# Task instructions
Verbatim copy, images removed: write out the entries below.

# Task inputs
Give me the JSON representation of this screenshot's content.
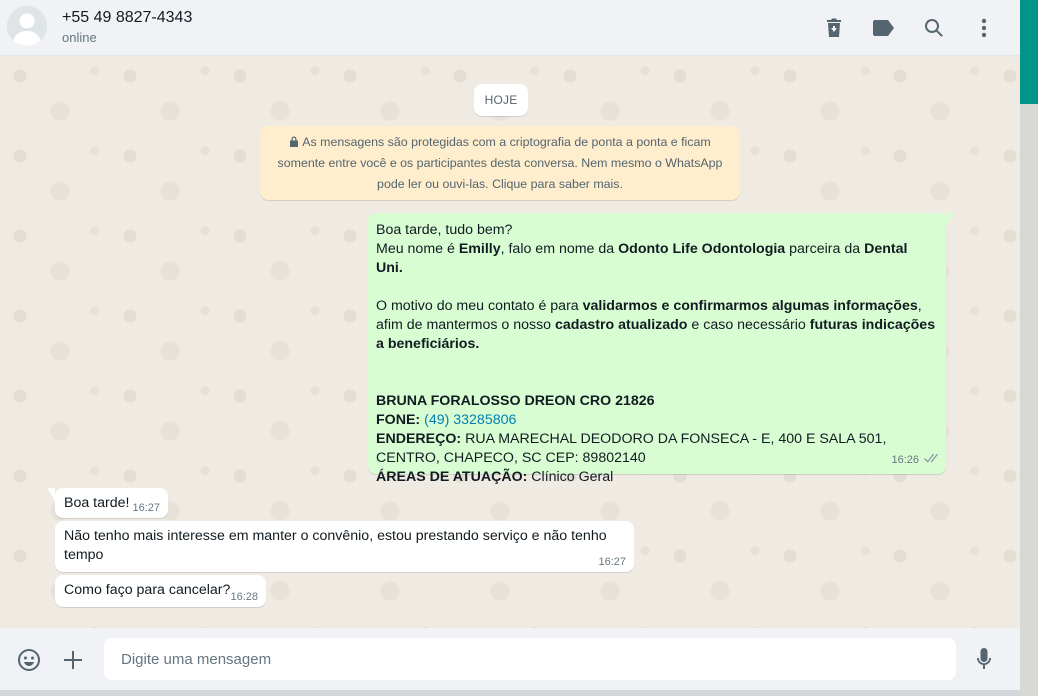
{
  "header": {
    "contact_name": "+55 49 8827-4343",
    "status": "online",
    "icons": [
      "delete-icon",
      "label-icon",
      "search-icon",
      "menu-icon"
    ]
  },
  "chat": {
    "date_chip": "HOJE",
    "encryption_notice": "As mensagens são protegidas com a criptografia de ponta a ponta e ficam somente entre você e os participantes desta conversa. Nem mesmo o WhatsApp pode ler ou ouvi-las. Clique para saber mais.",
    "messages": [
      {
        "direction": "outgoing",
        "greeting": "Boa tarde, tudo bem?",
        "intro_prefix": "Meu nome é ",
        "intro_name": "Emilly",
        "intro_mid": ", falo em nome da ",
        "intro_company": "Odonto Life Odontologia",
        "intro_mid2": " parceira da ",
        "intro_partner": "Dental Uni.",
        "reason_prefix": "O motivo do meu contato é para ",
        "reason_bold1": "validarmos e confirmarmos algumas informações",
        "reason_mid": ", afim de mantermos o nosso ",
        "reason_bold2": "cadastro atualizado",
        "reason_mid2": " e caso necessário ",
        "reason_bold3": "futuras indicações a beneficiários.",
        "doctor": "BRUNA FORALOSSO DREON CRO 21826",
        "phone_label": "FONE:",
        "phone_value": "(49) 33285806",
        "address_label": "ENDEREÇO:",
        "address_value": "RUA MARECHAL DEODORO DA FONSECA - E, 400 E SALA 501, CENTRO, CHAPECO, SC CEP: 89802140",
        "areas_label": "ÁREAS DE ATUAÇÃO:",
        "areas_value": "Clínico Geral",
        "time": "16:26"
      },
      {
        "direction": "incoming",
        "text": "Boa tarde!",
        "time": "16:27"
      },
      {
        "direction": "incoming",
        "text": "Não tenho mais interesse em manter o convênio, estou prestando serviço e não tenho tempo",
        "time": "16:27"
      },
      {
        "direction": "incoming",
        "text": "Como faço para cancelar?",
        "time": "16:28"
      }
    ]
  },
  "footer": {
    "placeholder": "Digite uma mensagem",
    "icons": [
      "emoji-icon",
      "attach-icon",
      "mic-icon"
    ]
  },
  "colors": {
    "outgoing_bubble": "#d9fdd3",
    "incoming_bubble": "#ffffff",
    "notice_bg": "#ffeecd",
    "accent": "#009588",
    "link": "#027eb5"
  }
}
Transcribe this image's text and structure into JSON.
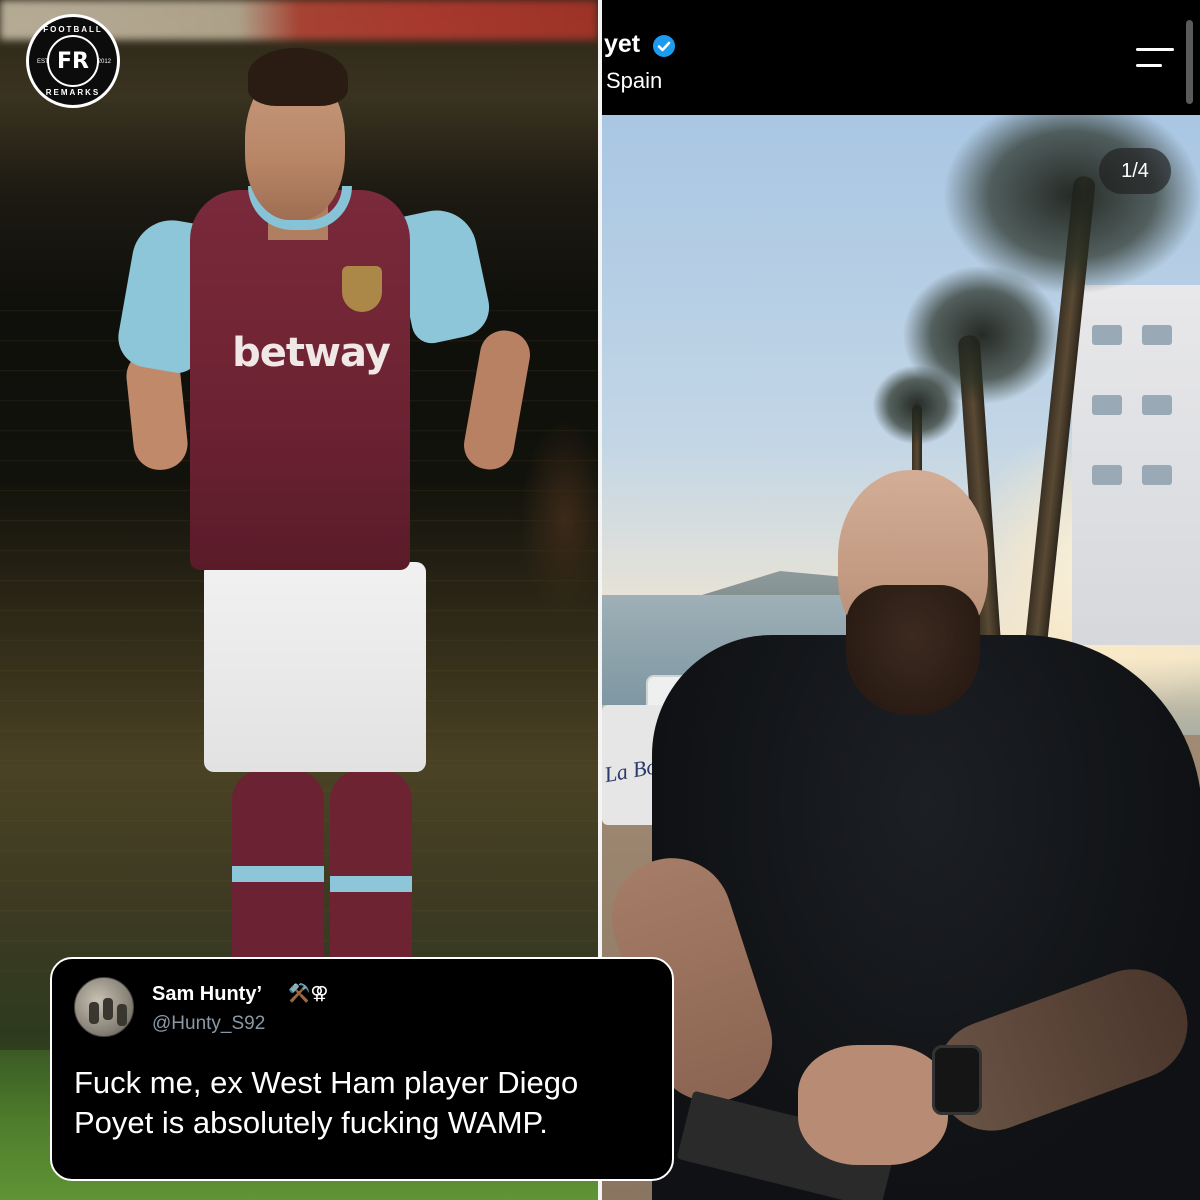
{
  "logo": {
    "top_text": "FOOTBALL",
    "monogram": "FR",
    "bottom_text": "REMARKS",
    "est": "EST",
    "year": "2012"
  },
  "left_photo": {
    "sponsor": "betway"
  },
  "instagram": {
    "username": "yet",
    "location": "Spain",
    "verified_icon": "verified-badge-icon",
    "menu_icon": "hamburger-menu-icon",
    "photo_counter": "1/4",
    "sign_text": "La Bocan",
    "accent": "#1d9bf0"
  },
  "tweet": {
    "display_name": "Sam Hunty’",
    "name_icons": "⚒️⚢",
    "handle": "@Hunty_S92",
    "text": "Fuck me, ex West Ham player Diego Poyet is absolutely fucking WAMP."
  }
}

# Written reply
Give me the JSON representation of this screenshot's content.
{
  "header": {
    "contact_name": "+55 49 8827-4343",
    "status": "online",
    "icons": [
      "delete-icon",
      "label-icon",
      "search-icon",
      "menu-icon"
    ]
  },
  "chat": {
    "date_chip": "HOJE",
    "encryption_notice": "As mensagens são protegidas com a criptografia de ponta a ponta e ficam somente entre você e os participantes desta conversa. Nem mesmo o WhatsApp pode ler ou ouvi-las. Clique para saber mais.",
    "messages": [
      {
        "direction": "outgoing",
        "greeting": "Boa tarde, tudo bem?",
        "intro_prefix": "Meu nome é ",
        "intro_name": "Emilly",
        "intro_mid": ", falo em nome da ",
        "intro_company": "Odonto Life Odontologia",
        "intro_mid2": " parceira da ",
        "intro_partner": "Dental Uni.",
        "reason_prefix": "O motivo do meu contato é para ",
        "reason_bold1": "validarmos e confirmarmos algumas informações",
        "reason_mid": ", afim de mantermos o nosso ",
        "reason_bold2": "cadastro atualizado",
        "reason_mid2": " e caso necessário ",
        "reason_bold3": "futuras indicações a beneficiários.",
        "doctor": "BRUNA FORALOSSO DREON CRO 21826",
        "phone_label": "FONE:",
        "phone_value": "(49) 33285806",
        "address_label": "ENDEREÇO:",
        "address_value": "RUA MARECHAL DEODORO DA FONSECA - E, 400 E SALA 501, CENTRO, CHAPECO, SC CEP: 89802140",
        "areas_label": "ÁREAS DE ATUAÇÃO:",
        "areas_value": "Clínico Geral",
        "time": "16:26"
      },
      {
        "direction": "incoming",
        "text": "Boa tarde!",
        "time": "16:27"
      },
      {
        "direction": "incoming",
        "text": "Não tenho mais interesse em manter o convênio, estou prestando serviço e não tenho tempo",
        "time": "16:27"
      },
      {
        "direction": "incoming",
        "text": "Como faço para cancelar?",
        "time": "16:28"
      }
    ]
  },
  "footer": {
    "placeholder": "Digite uma mensagem",
    "icons": [
      "emoji-icon",
      "attach-icon",
      "mic-icon"
    ]
  },
  "colors": {
    "outgoing_bubble": "#d9fdd3",
    "incoming_bubble": "#ffffff",
    "notice_bg": "#ffeecd",
    "accent": "#009588",
    "link": "#027eb5"
  }
}
Transcribe this image's text and structure into JSON.
{
  "logo": {
    "top_text": "FOOTBALL",
    "monogram": "FR",
    "bottom_text": "REMARKS",
    "est": "EST",
    "year": "2012"
  },
  "left_photo": {
    "sponsor": "betway"
  },
  "instagram": {
    "username": "yet",
    "location": "Spain",
    "verified_icon": "verified-badge-icon",
    "menu_icon": "hamburger-menu-icon",
    "photo_counter": "1/4",
    "sign_text": "La Bocan",
    "accent": "#1d9bf0"
  },
  "tweet": {
    "display_name": "Sam Hunty’",
    "name_icons": "⚒️⚢",
    "handle": "@Hunty_S92",
    "text": "Fuck me, ex West Ham player Diego Poyet is absolutely fucking WAMP."
  }
}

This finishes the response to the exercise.